Archaeologists conducting works at the Temple of Hatshepsut have made new discoveries in a subterranean tomb.
The temple was constructed during the reign of Pharaoh Hatshepsut of the Eighteenth Dynasty of Egypt.

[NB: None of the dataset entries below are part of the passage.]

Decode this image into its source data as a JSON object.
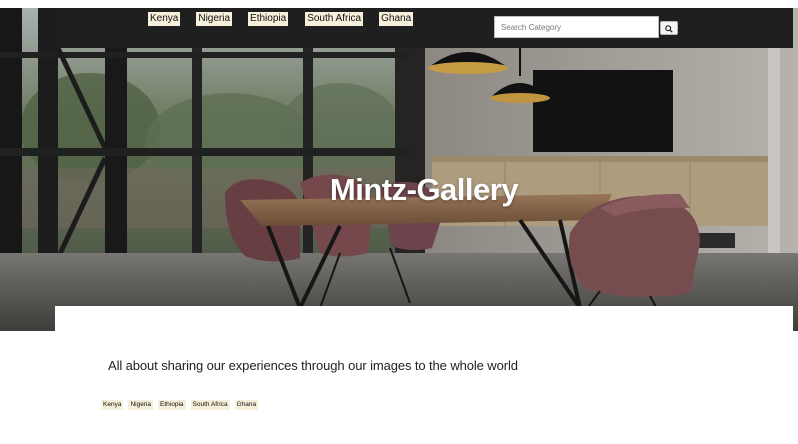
{
  "hero": {
    "title": "Mintz-Gallery"
  },
  "nav": {
    "links": [
      "Kenya",
      "Nigeria",
      "Ethiopia",
      "South Africa",
      "Ghana"
    ]
  },
  "search": {
    "placeholder": "Search Category",
    "button_icon": "search-icon"
  },
  "tagline": "All about sharing our experiences through our images to the whole world",
  "footer": {
    "links": [
      "Kenya",
      "Nigeria",
      "Ethiopia",
      "South Africa",
      "Ghana"
    ]
  },
  "colors": {
    "navbar_bg": "#1f1f1f",
    "link_bg": "#f6efd9",
    "hero_text": "#ffffff",
    "tagline_text": "#222222"
  }
}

It is situated opposite the city of Luxor and is considered a masterpiece of ancient architecture, with its three terraces rising into the cliffs of Deir el-Bahari.
Since 1961, efforts from a Polish-Egyptian archaeological expedition have been working to conserve the temple, with more recent works by a team from the Centre of Mediterranean Archaeology (CAŚ) from the University of Warsaw.
Recently, CAŚ members have been working to document and restore a chapel dedicated to Hathor, in which beneath lies a rock cut tomb with a 15-metre-long corridor and burial chamber left untouched by archaeologists since the tomb was first documented by Henri Édouard Naville in the 19th century.
The team discovered that the tomb contained tons of debris, in which several hundred artefacts were found that date from either the Middle Kingdom when the tomb was constructed, or from the later 18th Dynasty in the New Kingdom period
Dr. Patryk Chudzik from CAŚ reported that the tomb was built next to the temple of Pharaoh Mentuhotep II, in which the interred was likely someone closely related to the pharaoh. “The number and quality of the monuments we found are amazing. They include a wooden figurine, most probably the owner of the tomb, with a wig on his head” said Chudzik.
Within the debris level was painted vessels and bowls decorated with plant motifs, that generally date from the 18th Dynasty, in addition to a clay figure of a cow and several dozen figurines that were sacrifices made by the faithful and priests in the chapel above.
Dr. Chudzik believes that the items were essentially dumped in the tomb by the temple staff, who would have been accepting offerings but had very little space in the chapel to store them.
Header Image : The tomb beneath the Hathor Chapel – Image Credit : Dr. Patryk Chudzik